China's agriculture minister is warning of a possible "massive bird flu outbreak" as the country announced two new human cases of the H5N1 flu strain, raising to 14 the number of human infections reports since October.
"In view of the current situation, the possibility of a massive bird flu outbreak could not be ruled out," Agriculture Ministry Du Qinglin said Saturday, according to the official Xinhua News Agency. He called for agriculture authorities to be on "high alert" and to step up disease monitoring and vaccination efforts.
Outbreaks in poultry occurred last year in 32 areas throughout China, killing 163,100 chickens, ducks and other fowl, and authorities destroyed 22.6 million more birds to keep the virus from spreading, Du said in a briefing for Chinese legislators.
The latest human cases are a 9-year-old girl and a 26-year-old woman, both hospitalized in critical condition with fever and pneumonia, the Health Ministry reported.
The girl lives in the southeastern coastal province of Zhejiang and the woman is a farmer from Anhui province in the east, the Ministry said in a report carried by Xinhua.
China has reported eight deaths among its 14 human cases.
The farmer, identified only by the surname Wang, had contact with sick and dead poultry that laboratory tests showed had the H5N1 flu strain, the Health Ministry said. It said she got sick on Feb. 11.
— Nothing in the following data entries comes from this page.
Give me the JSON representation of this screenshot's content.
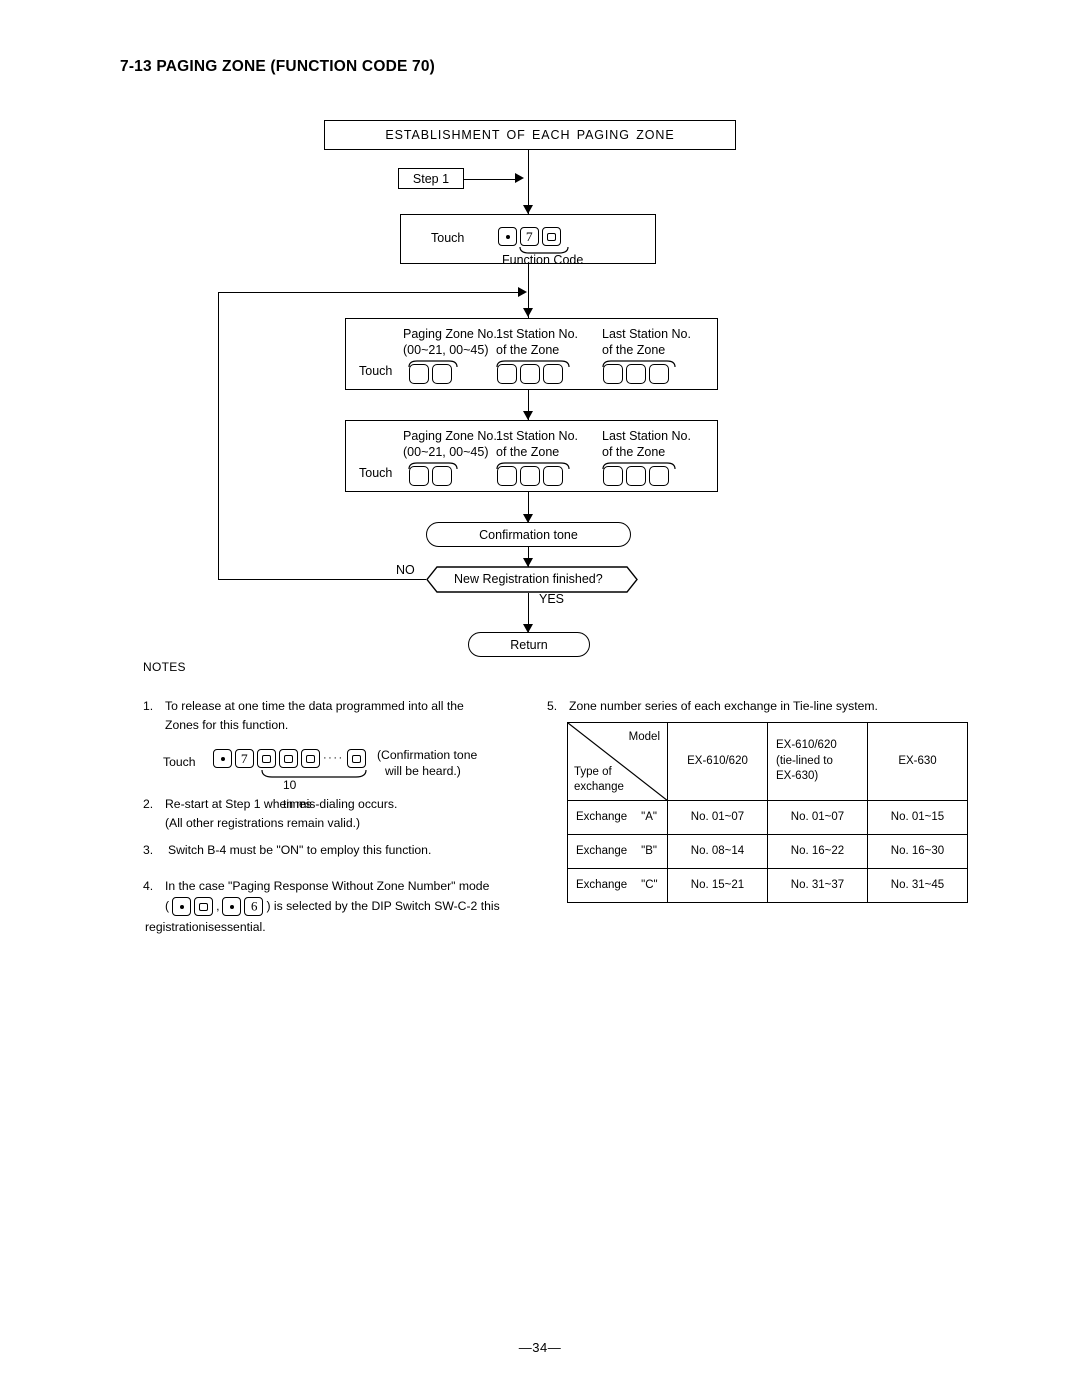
{
  "document": {
    "section_title": "7-13 PAGING ZONE (FUNCTION CODE 70)",
    "page_number": "—34—"
  },
  "flowchart": {
    "title_bar": "ESTABLISHMENT OF EACH PAGING ZONE",
    "step_box": "Step 1",
    "function_code_box": {
      "touch_label": "Touch",
      "caption": "Function  Code",
      "keys": [
        "dot-key",
        "7-key",
        "0-key"
      ]
    },
    "zone_entry_1": {
      "touch_label": "Touch",
      "col1_line1": "Paging Zone No.",
      "col1_line2": "(00~21, 00~45)",
      "col2_line1": "1st Station  No.",
      "col2_line2": "of the Zone",
      "col3_line1": "Last Station  No.",
      "col3_line2": "of the Zone",
      "col1_key_count": 2,
      "col2_key_count": 3,
      "col3_key_count": 3
    },
    "zone_entry_2": {
      "touch_label": "Touch",
      "col1_line1": "Paging Zone No.",
      "col1_line2": "(00~21, 00~45)",
      "col2_line1": "1st Station  No.",
      "col2_line2": "of the Zone",
      "col3_line1": "Last Station  No.",
      "col3_line2": "of the Zone",
      "col1_key_count": 2,
      "col2_key_count": 3,
      "col3_key_count": 3
    },
    "confirmation_tone": "Confirmation tone",
    "decision": "New Registration finished?",
    "decision_no": "NO",
    "decision_yes": "YES",
    "return": "Return"
  },
  "notes": {
    "heading": "NOTES",
    "note1": {
      "number": "1.",
      "line1": "To release at one time the data programmed into all the",
      "line2": "Zones for this function.",
      "touch_label": "Touch",
      "repeat_caption": "10 times",
      "confirm_line1": "(Confirmation tone",
      "confirm_line2": "will be heard.)"
    },
    "note2": {
      "number": "2.",
      "line1": "Re-start at Step 1  when  mis-dialing occurs.",
      "line2": "(All  other  registrations  remain  valid.)"
    },
    "note3": {
      "number": "3.",
      "line1": "Switch  B-4 must  be  \"ON\" to employ  this function."
    },
    "note4": {
      "number": "4.",
      "line1": "In the case \"Paging Response Without Zone Number\" mode",
      "line2_a": "(",
      "line2_b": ",",
      "line2_c": ") is selected by the DIP Switch SW-C-2 this",
      "line3": "registrationisessential."
    },
    "note5": {
      "number": "5.",
      "line1": "Zone number series of each exchange in Tie-line system."
    }
  },
  "table": {
    "corner_model_label": "Model",
    "corner_type_line1": "Type of",
    "corner_type_line2": "exchange",
    "columns": [
      "EX-610/620",
      "EX-610/620\n(tie-lined  to\nEX-630)",
      "EX-630"
    ],
    "col2_line1": "EX-610/620",
    "col2_line2": "(tie-lined  to",
    "col2_line3": "EX-630)",
    "rows": [
      {
        "label_prefix": "Exchange",
        "label_quoted": "\"A\"",
        "cells": [
          "No. 01~07",
          "No. 01~07",
          "No.  01~15"
        ]
      },
      {
        "label_prefix": "Exchange",
        "label_quoted": "\"B\"",
        "cells": [
          "No. 08~14",
          "No.  16~22",
          "No. 16~30"
        ]
      },
      {
        "label_prefix": "Exchange",
        "label_quoted": "\"C\"",
        "cells": [
          "No.  15~21",
          "No. 31~37",
          "No. 31~45"
        ]
      }
    ]
  }
}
The cause of the girl's infection was under investigation, but she visited the home of relatives whose chickens died while she was there, the ministry said. She got sick on Feb. 10.
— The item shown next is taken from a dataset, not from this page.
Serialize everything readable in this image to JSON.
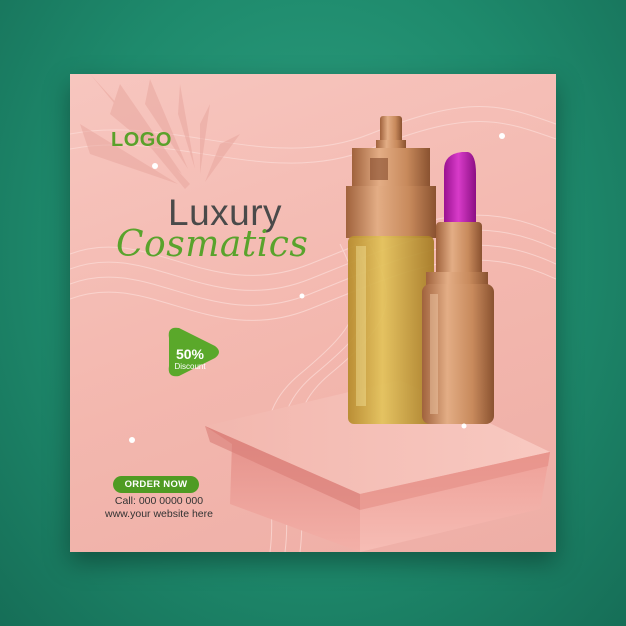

"The two patients have been confirmed to be infected with bird flu in accordance with the standards of the World Health Organization," Xinhua said, citing the ministry.
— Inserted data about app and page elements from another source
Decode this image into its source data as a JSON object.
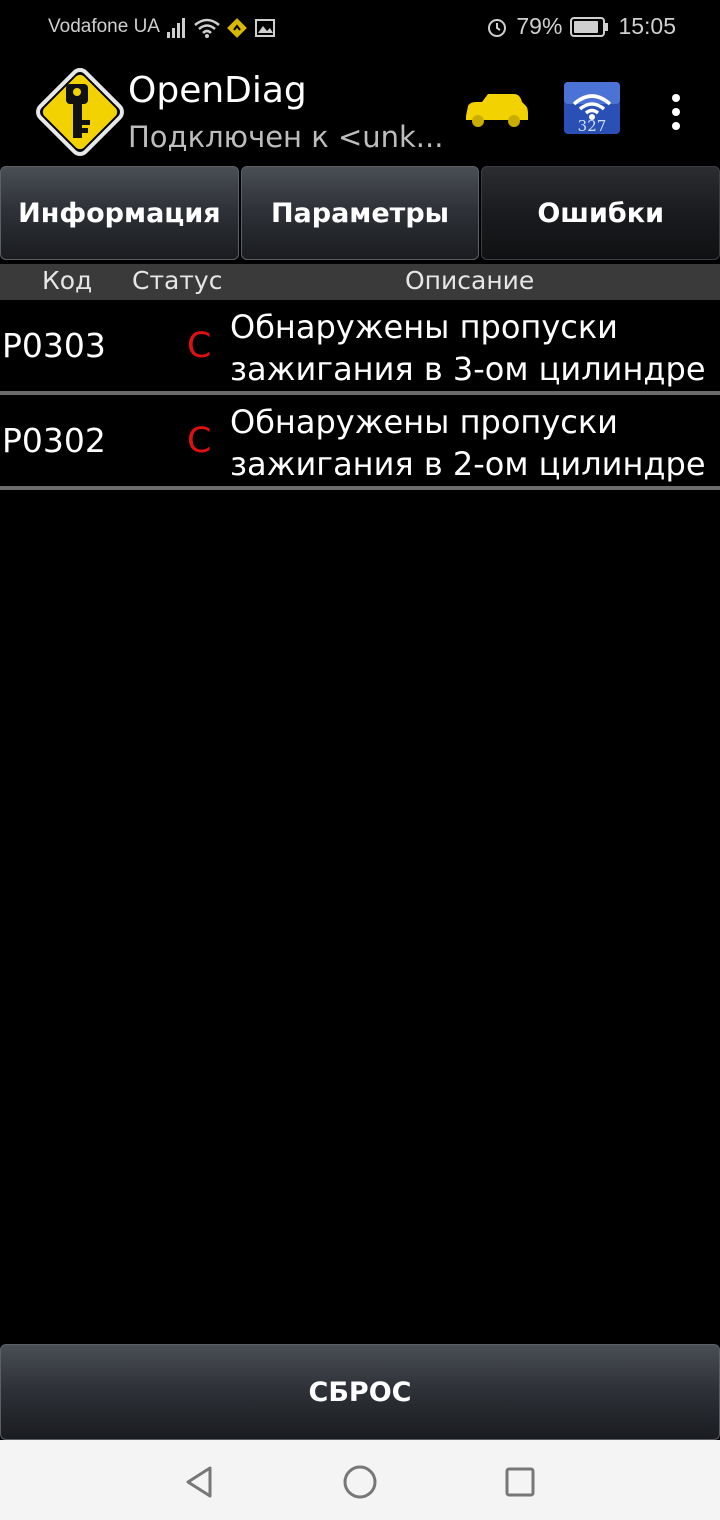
{
  "status_bar": {
    "carrier": "Vodafone UA",
    "battery": "79%",
    "time": "15:05",
    "icons": [
      "signal-icon",
      "wifi-icon",
      "nav-icon",
      "image-icon",
      "alarm-icon",
      "battery-icon"
    ]
  },
  "app_bar": {
    "title": "OpenDiag",
    "subtitle": "Подключен к <unk...",
    "icons": [
      "app-logo-key-icon",
      "car-icon",
      "elm327-wifi-icon",
      "overflow-menu-icon"
    ],
    "elm_label": "327",
    "colors": {
      "logo": "#f2d200",
      "car": "#f2d200",
      "elm": "#2a4fb5"
    }
  },
  "tabs": [
    {
      "label": "Информация",
      "active": false
    },
    {
      "label": "Параметры",
      "active": false
    },
    {
      "label": "Ошибки",
      "active": true
    }
  ],
  "table": {
    "headers": {
      "code": "Код",
      "status": "Статус",
      "description": "Описание"
    },
    "rows": [
      {
        "code": "P0303",
        "status": "C",
        "description": "Обнаружены пропуски зажигания в 3-ом цилиндре"
      },
      {
        "code": "P0302",
        "status": "C",
        "description": "Обнаружены пропуски зажигания в 2-ом цилиндре"
      }
    ],
    "status_color": "#e01010"
  },
  "actions": {
    "reset_label": "СБРОС"
  },
  "nav_bar": {
    "icons": [
      "back-icon",
      "home-icon",
      "recents-icon"
    ]
  }
}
It said people who had close contact with Wang and the girl, identified only by the surname You, have been put under medical observation but none has shown symptoms.
The H5N1 virus has devastated poultry stocks and killed at least 92 people since 2003, mostly in Asia. Fresh outbreaks have been reported in 14 countries since early February.
On Saturday, the European Union's first outbreak of lethal H5N1 bird flu in commercial poultry was confirmed in France,.
France's farming ministry said lab tests confirmed H5N1 in turkeys at a farm in the southeast Ain region, where thousands of the birds were found dead Thursday. The farm, which had more than 11,000 turkeys, has been sealed off and surviving birds slaughtered.
However, President Jacques Chirac sought to ease fears, insisting that eating poultry is safe and there is no reason for panic.
Chirac said there is "no danger in eating poultry and eggs" and that panic among consumers is "totally unjustified."
Outbreaks in China poultry have continued despite a mass inoculation effort that the government says has vaccinated all of the country's vast flocks of chickens, ducks and other birds.
Chinese farmers raised about 15 billion poultry, 21 percent of the world's total, in 2005, and that raising poultry is one of the main income sources for the country's farmers, Du said in the Xinhua report.
China has about 5.2 billion poultry at any one time.
In the latest poultry case, Xinhua said Saturday that 13 chickens died on a farm in the village of Jitai in Anhui, prompting authorities to destroy more than 200 birds.
Health officials say the virus probably is being spread by migratory wild birds. They say more human cases are inevitable if China can't prevent outbreaks among its poultry flocks.
Most human infections have been linked to direct contact with sick poultry.
But experts have warned that the virus could mutate into a form that could be easily transmitted between people, possibly sparking a global flu pandemic that could kill millions.
A 6-year-old boy who contracted the disease in December was discharged from a hospital this week after doctors pronounced him cured following 44 days in isolation.
The boy suffered serious lung damage but recovered, according to Xinhua.